BRIEF ▸ For the string "title", state how many lines of the data hold it. Give nothing besides the number.

DATA RECORDS ▸
++++++++

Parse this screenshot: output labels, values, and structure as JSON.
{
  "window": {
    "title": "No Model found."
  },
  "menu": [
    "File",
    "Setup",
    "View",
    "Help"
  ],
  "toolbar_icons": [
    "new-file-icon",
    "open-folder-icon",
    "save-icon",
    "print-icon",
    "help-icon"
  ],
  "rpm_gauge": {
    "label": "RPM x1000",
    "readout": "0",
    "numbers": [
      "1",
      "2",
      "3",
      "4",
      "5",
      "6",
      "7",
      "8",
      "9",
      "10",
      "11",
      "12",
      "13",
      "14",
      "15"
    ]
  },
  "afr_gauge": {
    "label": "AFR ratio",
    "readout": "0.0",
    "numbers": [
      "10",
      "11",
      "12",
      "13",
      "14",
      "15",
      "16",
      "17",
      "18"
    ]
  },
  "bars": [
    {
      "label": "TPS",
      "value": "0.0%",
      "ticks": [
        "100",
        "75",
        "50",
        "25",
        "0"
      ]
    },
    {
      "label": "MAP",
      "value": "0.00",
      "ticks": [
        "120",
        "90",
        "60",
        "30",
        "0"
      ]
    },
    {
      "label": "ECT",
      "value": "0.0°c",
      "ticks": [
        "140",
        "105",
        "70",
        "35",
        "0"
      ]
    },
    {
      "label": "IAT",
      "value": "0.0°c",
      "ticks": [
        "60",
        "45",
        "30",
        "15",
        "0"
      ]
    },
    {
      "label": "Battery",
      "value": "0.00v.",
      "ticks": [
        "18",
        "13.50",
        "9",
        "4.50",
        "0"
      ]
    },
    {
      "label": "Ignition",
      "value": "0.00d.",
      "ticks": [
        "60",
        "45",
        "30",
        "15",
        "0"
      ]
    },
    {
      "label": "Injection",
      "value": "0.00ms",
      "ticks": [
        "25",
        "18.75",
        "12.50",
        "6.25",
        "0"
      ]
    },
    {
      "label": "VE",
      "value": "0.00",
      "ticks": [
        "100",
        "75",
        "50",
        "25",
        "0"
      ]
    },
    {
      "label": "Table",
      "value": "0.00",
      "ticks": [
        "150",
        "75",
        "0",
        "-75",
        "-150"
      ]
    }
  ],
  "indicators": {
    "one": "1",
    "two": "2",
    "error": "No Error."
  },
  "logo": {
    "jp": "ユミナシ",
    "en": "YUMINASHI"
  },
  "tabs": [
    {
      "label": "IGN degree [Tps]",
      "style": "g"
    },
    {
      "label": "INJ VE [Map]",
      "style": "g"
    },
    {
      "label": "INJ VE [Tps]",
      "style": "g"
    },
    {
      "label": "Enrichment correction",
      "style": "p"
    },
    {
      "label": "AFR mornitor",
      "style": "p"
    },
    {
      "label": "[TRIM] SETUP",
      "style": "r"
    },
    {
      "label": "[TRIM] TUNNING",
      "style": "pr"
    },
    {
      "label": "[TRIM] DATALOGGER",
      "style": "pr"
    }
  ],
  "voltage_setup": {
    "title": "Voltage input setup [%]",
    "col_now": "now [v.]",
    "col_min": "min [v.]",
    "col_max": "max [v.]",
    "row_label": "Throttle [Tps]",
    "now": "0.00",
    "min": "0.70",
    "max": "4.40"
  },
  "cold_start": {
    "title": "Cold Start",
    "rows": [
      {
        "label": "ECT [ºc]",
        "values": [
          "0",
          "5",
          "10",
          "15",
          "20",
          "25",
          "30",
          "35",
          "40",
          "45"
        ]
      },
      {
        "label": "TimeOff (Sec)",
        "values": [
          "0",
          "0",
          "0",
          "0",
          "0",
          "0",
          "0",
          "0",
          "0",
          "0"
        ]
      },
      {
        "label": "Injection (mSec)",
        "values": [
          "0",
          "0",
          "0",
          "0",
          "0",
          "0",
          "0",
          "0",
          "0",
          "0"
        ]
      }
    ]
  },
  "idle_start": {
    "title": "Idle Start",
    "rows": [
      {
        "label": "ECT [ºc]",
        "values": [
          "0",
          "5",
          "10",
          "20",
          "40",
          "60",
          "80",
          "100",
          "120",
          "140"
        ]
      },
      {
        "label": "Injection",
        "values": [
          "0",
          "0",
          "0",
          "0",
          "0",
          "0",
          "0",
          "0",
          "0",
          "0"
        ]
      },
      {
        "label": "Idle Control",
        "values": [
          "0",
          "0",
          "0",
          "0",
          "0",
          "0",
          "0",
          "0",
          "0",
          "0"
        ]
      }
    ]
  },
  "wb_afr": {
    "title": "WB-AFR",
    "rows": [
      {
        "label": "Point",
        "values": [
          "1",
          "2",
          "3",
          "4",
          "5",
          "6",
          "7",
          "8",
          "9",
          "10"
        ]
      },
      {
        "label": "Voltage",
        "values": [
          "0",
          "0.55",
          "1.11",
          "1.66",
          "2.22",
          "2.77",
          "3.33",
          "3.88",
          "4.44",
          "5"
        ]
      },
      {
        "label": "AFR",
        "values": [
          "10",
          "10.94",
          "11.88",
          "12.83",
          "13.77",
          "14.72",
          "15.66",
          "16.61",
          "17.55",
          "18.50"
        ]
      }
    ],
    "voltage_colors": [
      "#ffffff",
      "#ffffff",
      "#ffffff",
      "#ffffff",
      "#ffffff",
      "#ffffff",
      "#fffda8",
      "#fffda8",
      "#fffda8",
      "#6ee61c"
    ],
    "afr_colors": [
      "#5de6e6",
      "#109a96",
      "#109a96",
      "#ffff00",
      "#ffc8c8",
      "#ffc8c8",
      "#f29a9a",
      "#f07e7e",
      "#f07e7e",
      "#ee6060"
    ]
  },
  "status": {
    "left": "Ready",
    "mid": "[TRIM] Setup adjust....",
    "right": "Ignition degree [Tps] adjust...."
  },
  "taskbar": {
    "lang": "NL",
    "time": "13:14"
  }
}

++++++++

SOLUTION TO THE PROBLEM ▸ 5